Public beaches are also due to re-open – from 1st June – along with museums and libraries, and archaeological sites will start accepting visitors. One week later, the pace heats up again as restaurants, cafes, and bars will open in the next phase, starting from the 9th June. The cultural heart of the island starts to beat once more…
Re-opening of Limassol theatres more upbeat news for culture lovers
It was recently announced that the Limassol Wine Festival – usually held in August – should go ahead later in the year although no date has been set. The 14th Euro Mediterranean Festival of Traditional Dances is also rescheduled to take place in Limassol between July and August.

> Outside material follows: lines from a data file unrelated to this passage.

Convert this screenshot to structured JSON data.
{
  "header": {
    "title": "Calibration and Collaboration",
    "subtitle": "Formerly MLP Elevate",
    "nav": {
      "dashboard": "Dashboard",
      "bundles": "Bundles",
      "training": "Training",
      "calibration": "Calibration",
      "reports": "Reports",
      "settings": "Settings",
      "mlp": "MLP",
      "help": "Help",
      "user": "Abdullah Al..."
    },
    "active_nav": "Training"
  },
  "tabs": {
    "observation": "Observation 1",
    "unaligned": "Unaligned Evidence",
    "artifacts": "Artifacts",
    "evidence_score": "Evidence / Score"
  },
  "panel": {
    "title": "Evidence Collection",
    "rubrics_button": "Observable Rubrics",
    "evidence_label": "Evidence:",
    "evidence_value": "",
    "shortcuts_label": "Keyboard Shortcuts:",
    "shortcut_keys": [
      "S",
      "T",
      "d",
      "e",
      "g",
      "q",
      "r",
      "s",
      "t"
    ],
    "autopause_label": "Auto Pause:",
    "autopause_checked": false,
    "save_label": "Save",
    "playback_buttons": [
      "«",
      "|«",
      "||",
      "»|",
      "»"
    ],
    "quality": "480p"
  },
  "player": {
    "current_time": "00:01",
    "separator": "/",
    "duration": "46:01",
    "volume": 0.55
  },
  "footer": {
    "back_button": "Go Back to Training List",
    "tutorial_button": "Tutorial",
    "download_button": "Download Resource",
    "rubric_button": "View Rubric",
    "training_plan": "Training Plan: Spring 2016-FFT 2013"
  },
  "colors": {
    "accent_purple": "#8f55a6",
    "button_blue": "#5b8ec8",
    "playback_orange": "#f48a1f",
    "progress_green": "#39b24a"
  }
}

There’s even more upbeat news for culture lovers with the re-opening of Limassol theatres on 9th June, including The Marios Tokas, and the open-air venues at Aristides Koudounaris Park and at Filellinon Street. Soon after, on 14th July, Limassol’s much-loved Pattihio Theatre opens her doors once again to the public, along with the Cultural Centre Panos Solomonidis, the Papadakis Warehouses Arts Centre and the Ena, or Second Municipal Market Theatre.
In our last blog post, we asked if the summer season can be saved. A recent proposal to create so-called, “travel bubbles” between neighbouring countries is increasingly seen as a way forward in helping cross-border tourism. The European commission recommends a three-phase approach to bring together member states with “similar overall risk profiles”.

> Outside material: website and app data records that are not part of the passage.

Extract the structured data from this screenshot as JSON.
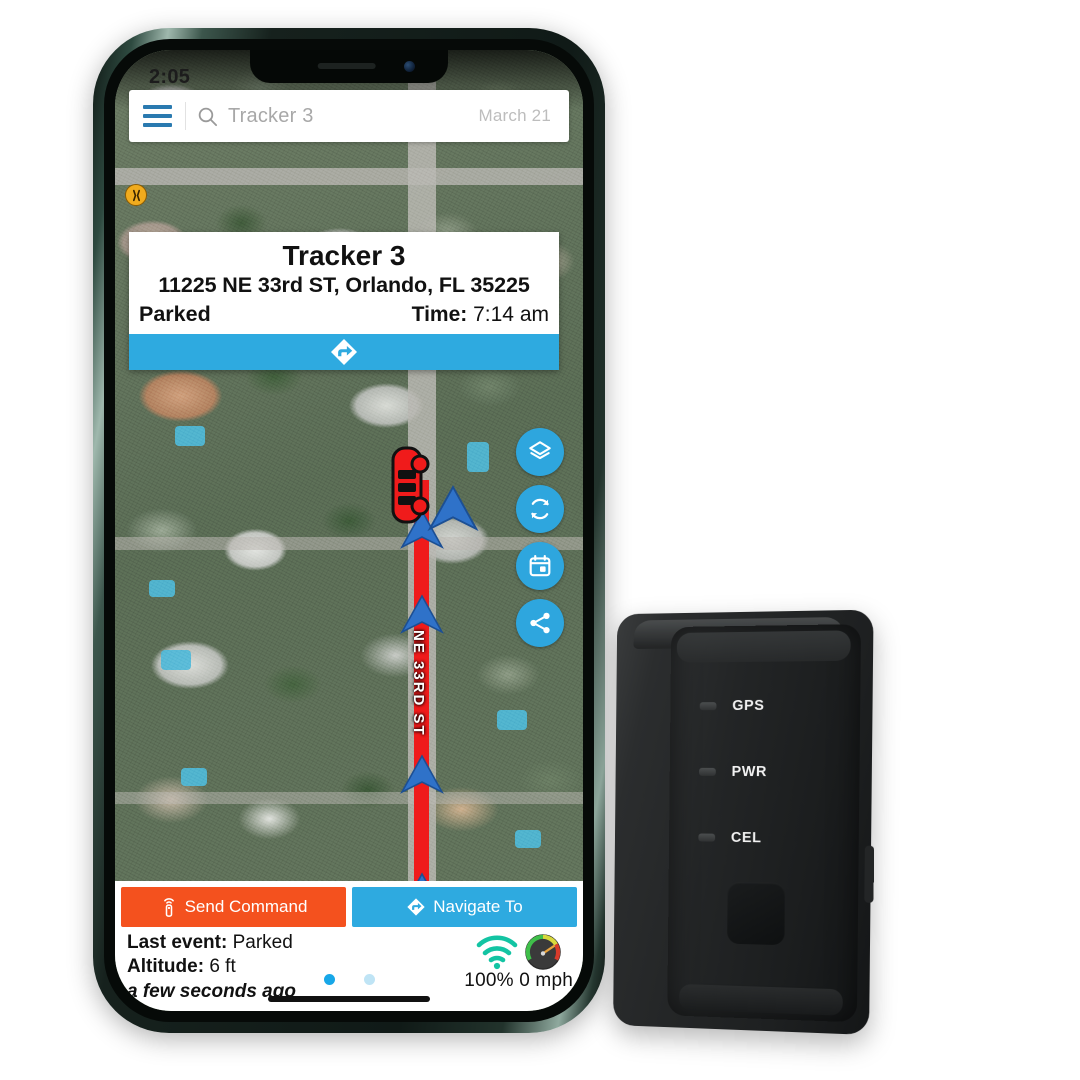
{
  "phone": {
    "status_time": "2:05",
    "searchbar": {
      "menu_icon": "hamburger-icon",
      "search_icon": "search-icon",
      "query_value": "Tracker 3",
      "query_placeholder": "Tracker 3",
      "date_label": "March 21"
    },
    "info_card": {
      "title": "Tracker 3",
      "address": "11225 NE 33rd ST, Orlando, FL 35225",
      "status": "Parked",
      "time_label": "Time:",
      "time_value": "7:14 am",
      "action_icon": "navigate-diamond-icon"
    },
    "map": {
      "street_label": "NE 33RD ST",
      "vehicle_icon": "red-car-icon",
      "heading_icon": "blue-heading-arrow-icon",
      "route_color": "#ef1b1b",
      "poi_icon": "poi-marker-icon",
      "fabs": [
        {
          "name": "layers-button",
          "icon": "layers-icon"
        },
        {
          "name": "refresh-button",
          "icon": "refresh-icon"
        },
        {
          "name": "calendar-button",
          "icon": "calendar-icon"
        },
        {
          "name": "share-button",
          "icon": "share-icon"
        }
      ]
    },
    "bottom_panel": {
      "send_command_label": "Send Command",
      "send_command_icon": "remote-signal-icon",
      "send_command_color": "#f4511e",
      "navigate_label": "Navigate To",
      "navigate_icon": "navigate-diamond-icon",
      "navigate_color": "#2eaae0",
      "last_event_label": "Last event:",
      "last_event_value": "Parked",
      "altitude_label": "Altitude:",
      "altitude_value": "6 ft",
      "relative_time": "a few seconds ago",
      "signal_icon": "wifi-signal-icon",
      "signal_value": "100%",
      "speed_icon": "speedometer-icon",
      "speed_value": "0 mph",
      "pagination": {
        "total": 2,
        "active_index": 0
      }
    }
  },
  "device": {
    "leds": [
      {
        "label": "GPS"
      },
      {
        "label": "PWR"
      },
      {
        "label": "CEL"
      }
    ]
  },
  "colors": {
    "accent_blue": "#2eaae0",
    "accent_orange": "#f4511e",
    "route_red": "#ef1b1b",
    "heading_blue": "#2f72c9",
    "signal_teal": "#13c4a3"
  }
}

July holidays in Cyprus for visitors from “safe countries”
Latvia, Lithuania and Estonia are set to become the first European countries to adopt the idea. From May 15th, residents will be allowed to travel freely within the bloc, a move which could be followed by Poland and Finland. Similar plans are also said to be in the pipeline for travel between Croatia, Slovakia and Austria, and neighbours, Australia and New Zealand. It is hoped that by the peak summer season, an interactive map produced by the European commission will provide travellers across the EU with information on the latest border controls and travel conditions.

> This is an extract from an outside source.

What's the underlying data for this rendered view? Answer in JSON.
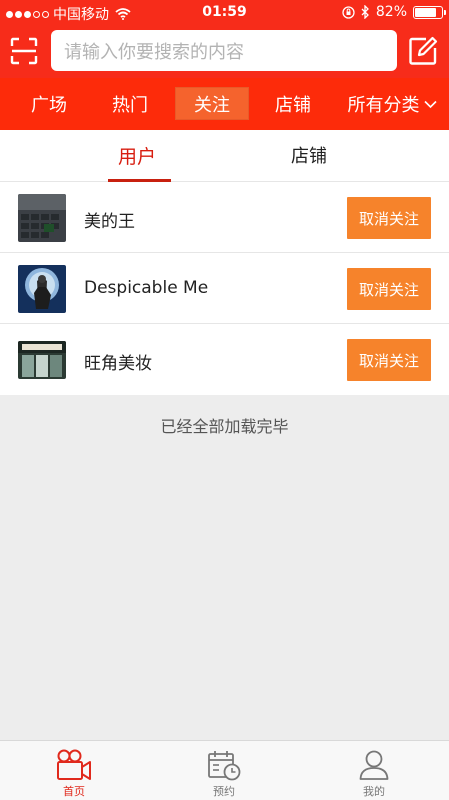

Cyprus looks to also form her own travel alliances – popularly described as “bubbles” in the press. The Deputy Minister of Tourism, Savvas Perdio, has recently stated that those visiting from “safe” EU countries, such as Greece and Germany – also including Israel – may be able to plan to holiday on the island in July. The minister also indicated that Cyprus would “welcome with open arms” visitors from the UK, the leading country of origin for tourists travelling to Cyprus every year.
Of the 3.96 million visitors to Cyprus in 2019, one in three (1.33 million) were from Britain. During the peak tourist months, from June to September, Cyprus received 2.1 million holidaymakers, of which more than 705,000 were from the UK (CYSTAT).
Potentially optimistic news for air travellers
As lockdown also starts to lift in parts of Britain, there is also potentially optimistic news for air travellers as Ryanair announces plans to operate nearly 1,000 flights per day – 40 per cent of capacity – or nearly all of its pre-Covid 19 network from 1st July. British Airways are also said to be reviewing its plan to return to 50 per cent capacity by July.
Of course, there will be a number of important rules that visitors will be required to follow, including social distancing and wearing a mask. But many people around the world have already adopted the necessary measures when making their essential journeys.
The Cyprus government continues to provide recommendations on how restaurants, bars and tourist attractions may safely operate during the remainder of the summer season. It may not be too long before the “new normal” in Cyprus extends to the hotel and hospitality sector.